The establishment of school governing bodies represents a significant decentralisation
of power in the South African school system. The South African Schools Act (Act 84 of 1996) plays an important role in encouraging the principle of partnership in and mutual responsibility for education. With the institution of school governing bodies (SGBs), SASA was aimed to give effect to the principle of the democratisation of schooling by affording meaningful power over their schools to the school-level stakeholders including the governors serving on SGBs. While such decentralisation could well be expected to mean an increase
in democratic participation in the governance of schools, this is not necessarily the case. The picture that emerges from the analysis made in this article is that of the state encouraging participation but cautioning against too much involvement and even taking steps to limit the involvement and powers of stakeholders in the appointment of staff.

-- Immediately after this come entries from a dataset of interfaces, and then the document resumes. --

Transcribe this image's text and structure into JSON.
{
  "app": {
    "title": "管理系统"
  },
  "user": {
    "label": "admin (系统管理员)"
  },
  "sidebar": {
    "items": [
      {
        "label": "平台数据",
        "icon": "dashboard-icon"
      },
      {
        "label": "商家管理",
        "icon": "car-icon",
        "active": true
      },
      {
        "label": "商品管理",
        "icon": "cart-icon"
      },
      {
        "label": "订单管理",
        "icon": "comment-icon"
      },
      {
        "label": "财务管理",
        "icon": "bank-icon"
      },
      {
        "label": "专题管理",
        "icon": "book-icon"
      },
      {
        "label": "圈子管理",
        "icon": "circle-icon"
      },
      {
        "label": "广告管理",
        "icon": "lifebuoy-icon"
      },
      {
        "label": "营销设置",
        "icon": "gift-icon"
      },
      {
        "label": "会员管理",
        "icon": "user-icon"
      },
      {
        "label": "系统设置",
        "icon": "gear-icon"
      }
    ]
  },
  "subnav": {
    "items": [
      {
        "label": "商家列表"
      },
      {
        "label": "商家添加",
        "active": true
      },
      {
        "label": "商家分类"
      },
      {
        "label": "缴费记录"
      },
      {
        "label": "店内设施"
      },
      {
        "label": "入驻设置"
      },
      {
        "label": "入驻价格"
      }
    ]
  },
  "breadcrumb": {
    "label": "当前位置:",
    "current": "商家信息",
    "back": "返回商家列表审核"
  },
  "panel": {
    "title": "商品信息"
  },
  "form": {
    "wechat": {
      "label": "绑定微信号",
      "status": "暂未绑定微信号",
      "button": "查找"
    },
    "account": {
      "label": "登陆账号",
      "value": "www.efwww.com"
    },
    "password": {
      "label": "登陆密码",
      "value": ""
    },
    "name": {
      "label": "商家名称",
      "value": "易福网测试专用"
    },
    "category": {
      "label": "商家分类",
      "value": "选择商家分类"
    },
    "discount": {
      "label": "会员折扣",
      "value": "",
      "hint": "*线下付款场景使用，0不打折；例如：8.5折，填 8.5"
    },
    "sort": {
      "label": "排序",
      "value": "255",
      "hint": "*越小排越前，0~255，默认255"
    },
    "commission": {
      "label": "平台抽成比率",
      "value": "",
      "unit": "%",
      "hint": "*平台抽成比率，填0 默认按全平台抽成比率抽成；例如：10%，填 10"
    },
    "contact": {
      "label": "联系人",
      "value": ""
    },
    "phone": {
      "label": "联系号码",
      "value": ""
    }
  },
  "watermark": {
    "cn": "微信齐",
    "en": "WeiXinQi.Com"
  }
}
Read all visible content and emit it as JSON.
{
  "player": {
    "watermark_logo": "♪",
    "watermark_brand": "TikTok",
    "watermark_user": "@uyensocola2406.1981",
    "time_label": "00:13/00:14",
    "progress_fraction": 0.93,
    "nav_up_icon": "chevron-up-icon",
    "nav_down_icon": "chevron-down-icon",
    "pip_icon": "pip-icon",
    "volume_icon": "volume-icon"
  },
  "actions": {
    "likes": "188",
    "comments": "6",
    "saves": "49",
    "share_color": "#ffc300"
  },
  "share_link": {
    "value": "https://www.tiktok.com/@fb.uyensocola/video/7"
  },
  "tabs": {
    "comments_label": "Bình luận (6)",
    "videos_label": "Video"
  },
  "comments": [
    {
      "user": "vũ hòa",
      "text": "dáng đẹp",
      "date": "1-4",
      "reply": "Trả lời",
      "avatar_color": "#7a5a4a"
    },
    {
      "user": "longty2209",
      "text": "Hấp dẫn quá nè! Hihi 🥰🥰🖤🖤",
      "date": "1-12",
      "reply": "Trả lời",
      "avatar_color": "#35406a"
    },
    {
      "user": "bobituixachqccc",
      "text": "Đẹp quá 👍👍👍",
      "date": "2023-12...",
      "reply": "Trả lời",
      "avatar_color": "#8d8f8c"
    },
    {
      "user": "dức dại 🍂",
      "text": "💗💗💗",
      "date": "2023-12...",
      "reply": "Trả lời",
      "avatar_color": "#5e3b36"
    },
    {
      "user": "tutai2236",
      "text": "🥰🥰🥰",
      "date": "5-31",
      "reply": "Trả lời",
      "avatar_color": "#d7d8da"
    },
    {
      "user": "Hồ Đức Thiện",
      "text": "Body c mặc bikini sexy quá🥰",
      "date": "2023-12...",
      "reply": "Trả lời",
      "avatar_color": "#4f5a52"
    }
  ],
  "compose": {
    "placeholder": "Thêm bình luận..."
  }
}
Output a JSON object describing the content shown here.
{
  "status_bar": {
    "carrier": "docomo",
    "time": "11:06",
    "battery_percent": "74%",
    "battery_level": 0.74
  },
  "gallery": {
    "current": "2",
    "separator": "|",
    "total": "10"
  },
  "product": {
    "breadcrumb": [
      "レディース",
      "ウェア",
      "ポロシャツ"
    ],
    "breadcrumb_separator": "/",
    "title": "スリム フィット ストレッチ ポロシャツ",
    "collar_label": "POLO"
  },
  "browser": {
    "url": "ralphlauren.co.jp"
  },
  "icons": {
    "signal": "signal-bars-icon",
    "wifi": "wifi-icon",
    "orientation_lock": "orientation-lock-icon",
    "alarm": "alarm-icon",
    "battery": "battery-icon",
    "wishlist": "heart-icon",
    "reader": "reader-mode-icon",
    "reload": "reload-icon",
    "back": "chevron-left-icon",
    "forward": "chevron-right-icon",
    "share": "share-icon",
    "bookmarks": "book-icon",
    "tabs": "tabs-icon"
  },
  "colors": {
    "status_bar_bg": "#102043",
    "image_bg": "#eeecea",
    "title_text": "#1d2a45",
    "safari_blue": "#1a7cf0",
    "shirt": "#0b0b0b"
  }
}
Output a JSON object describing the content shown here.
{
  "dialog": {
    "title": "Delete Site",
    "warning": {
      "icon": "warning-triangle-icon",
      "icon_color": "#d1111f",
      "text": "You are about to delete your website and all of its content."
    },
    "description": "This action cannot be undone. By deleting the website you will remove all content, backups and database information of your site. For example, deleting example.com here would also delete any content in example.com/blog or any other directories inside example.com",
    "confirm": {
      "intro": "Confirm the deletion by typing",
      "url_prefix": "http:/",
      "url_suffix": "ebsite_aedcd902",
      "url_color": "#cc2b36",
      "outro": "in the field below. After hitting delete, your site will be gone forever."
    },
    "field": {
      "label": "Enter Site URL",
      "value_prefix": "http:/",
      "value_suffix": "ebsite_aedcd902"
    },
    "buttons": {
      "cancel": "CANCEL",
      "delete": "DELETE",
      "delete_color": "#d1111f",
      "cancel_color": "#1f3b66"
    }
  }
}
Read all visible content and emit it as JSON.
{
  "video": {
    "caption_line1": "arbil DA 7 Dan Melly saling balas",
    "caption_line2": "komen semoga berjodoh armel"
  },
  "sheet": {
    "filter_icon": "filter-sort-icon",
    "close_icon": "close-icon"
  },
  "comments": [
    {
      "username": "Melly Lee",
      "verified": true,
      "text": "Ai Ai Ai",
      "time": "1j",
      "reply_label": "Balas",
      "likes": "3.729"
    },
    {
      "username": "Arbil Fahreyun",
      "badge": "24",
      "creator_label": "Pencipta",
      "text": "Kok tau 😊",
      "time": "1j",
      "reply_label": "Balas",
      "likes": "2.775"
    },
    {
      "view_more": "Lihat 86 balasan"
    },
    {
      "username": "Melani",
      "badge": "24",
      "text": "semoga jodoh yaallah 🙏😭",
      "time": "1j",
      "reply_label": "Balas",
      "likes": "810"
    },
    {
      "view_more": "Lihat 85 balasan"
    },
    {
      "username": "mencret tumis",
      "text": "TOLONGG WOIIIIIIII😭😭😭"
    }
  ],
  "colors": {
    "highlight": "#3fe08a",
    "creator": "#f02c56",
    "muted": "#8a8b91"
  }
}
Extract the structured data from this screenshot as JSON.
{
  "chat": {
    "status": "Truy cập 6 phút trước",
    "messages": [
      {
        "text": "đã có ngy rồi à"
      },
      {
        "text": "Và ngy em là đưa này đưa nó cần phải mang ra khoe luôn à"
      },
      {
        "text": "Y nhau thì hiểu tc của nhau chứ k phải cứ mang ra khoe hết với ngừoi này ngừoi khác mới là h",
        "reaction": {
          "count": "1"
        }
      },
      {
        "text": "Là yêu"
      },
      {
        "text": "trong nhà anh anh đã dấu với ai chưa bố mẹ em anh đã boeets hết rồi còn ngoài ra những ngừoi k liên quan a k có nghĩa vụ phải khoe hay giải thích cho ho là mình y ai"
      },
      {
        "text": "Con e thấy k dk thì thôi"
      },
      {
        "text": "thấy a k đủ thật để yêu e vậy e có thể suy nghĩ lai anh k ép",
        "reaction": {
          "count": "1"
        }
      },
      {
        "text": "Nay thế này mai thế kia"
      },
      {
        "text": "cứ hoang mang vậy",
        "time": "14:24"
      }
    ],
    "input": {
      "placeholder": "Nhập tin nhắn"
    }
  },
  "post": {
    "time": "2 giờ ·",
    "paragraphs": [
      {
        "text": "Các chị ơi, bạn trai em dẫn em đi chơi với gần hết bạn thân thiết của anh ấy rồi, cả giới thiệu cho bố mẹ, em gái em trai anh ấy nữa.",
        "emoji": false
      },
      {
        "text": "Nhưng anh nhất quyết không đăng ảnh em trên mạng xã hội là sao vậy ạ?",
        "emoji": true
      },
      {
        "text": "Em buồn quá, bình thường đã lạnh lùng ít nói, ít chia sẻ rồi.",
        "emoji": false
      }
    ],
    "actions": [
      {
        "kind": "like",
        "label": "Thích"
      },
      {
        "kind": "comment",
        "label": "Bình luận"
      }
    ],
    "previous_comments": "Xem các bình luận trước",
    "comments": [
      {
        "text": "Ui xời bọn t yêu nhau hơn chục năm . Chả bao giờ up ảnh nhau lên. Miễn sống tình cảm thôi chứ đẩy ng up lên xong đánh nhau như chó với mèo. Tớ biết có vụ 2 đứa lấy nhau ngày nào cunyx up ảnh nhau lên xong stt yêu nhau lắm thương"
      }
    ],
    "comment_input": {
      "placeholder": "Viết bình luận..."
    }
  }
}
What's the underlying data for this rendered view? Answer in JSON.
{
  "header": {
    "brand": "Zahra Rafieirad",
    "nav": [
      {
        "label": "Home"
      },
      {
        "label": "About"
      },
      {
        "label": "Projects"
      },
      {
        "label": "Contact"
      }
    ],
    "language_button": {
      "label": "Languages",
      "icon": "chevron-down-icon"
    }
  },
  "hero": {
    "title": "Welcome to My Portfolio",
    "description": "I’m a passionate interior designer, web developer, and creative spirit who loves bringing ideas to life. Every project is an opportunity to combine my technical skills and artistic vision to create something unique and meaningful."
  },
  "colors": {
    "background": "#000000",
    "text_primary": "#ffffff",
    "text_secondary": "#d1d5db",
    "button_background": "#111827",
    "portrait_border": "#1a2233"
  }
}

Governors may well view what has happened since 1994 as a promise first fulfilled but later disappointed and frustrated.